§ **THE PROBLEM**: Give back each entry unchanged, minus pictures.

+++ SUPPLIED INFORMATION +++

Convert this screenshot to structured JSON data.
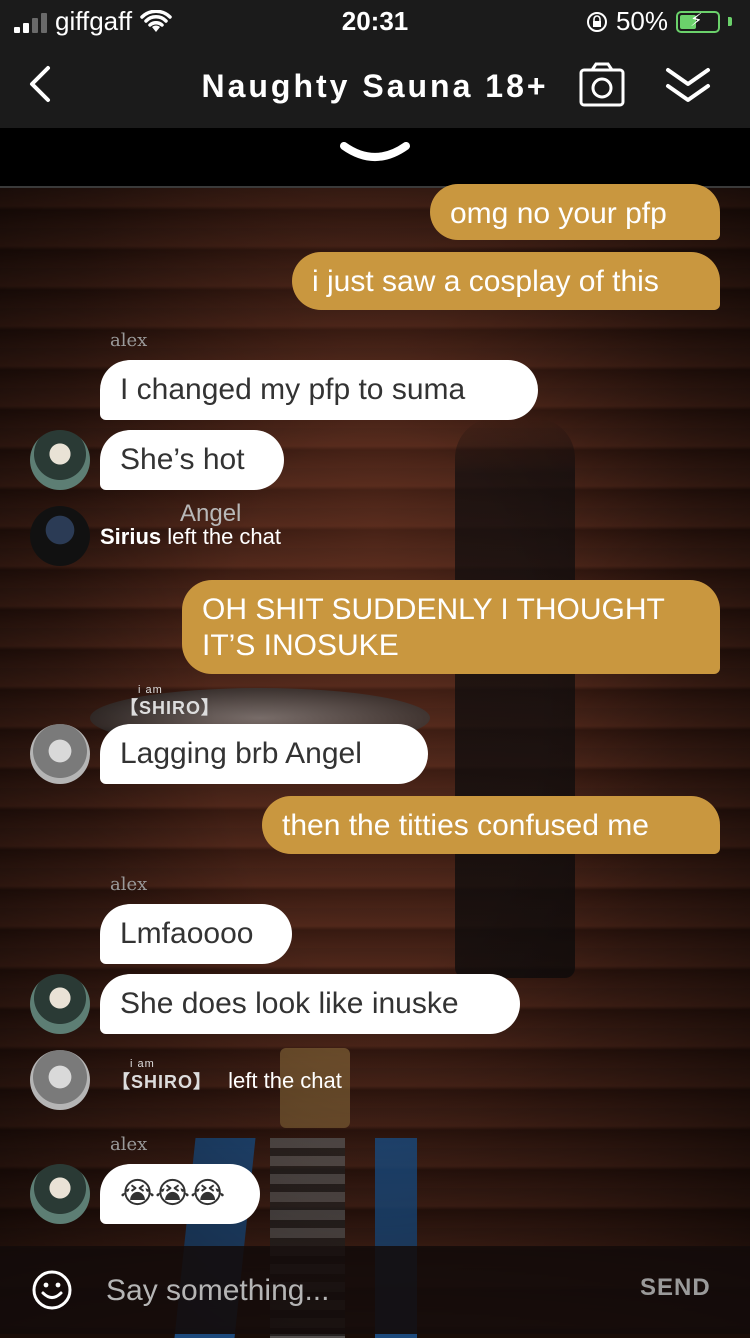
{
  "status_bar": {
    "carrier": "giffgaff",
    "time": "20:31",
    "battery": "50%"
  },
  "header": {
    "title": "Naughty Sauna 18+"
  },
  "messages": [
    {
      "text": "omg no your pfp"
    },
    {
      "text": "i just saw a cosplay of this"
    },
    {
      "sender": "alex",
      "text": "I changed my pfp to suma"
    },
    {
      "text": "She’s hot"
    },
    {
      "name": "Sirius",
      "text": "left the chat",
      "overlay": "Angel"
    },
    {
      "text": "OH SHIT SUDDENLY I THOUGHT IT’S INOSUKE"
    },
    {
      "sender_tag": "SHIRO",
      "sender_prefix": "i am",
      "text": "Lagging brb Angel"
    },
    {
      "text": "then the titties confused me"
    },
    {
      "sender": "alex",
      "text": "Lmfaoooo"
    },
    {
      "text": "She does look like inuske"
    },
    {
      "name_tag": "SHIRO",
      "name_prefix": "i am",
      "text": "left the chat"
    },
    {
      "sender": "alex",
      "text": "😭😭😭"
    }
  ],
  "input": {
    "placeholder": "Say something...",
    "send_label": "SEND"
  }
}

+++

§ **RESULT FOR THIS EXERCISE**:
Convert this screenshot to structured JSON data.
{
  "status_bar": {
    "carrier": "giffgaff",
    "time": "20:31",
    "battery": "50%"
  },
  "header": {
    "title": "Naughty Sauna 18+"
  },
  "messages": [
    {
      "text": "omg no your pfp"
    },
    {
      "text": "i just saw a cosplay of this"
    },
    {
      "sender": "alex",
      "text": "I changed my pfp to suma"
    },
    {
      "text": "She’s hot"
    },
    {
      "name": "Sirius",
      "text": "left the chat",
      "overlay": "Angel"
    },
    {
      "text": "OH SHIT SUDDENLY I THOUGHT IT’S INOSUKE"
    },
    {
      "sender_tag": "SHIRO",
      "sender_prefix": "i am",
      "text": "Lagging brb Angel"
    },
    {
      "text": "then the titties confused me"
    },
    {
      "sender": "alex",
      "text": "Lmfaoooo"
    },
    {
      "text": "She does look like inuske"
    },
    {
      "name_tag": "SHIRO",
      "name_prefix": "i am",
      "text": "left the chat"
    },
    {
      "sender": "alex",
      "text": "😭😭😭"
    }
  ],
  "input": {
    "placeholder": "Say something...",
    "send_label": "SEND"
  }
}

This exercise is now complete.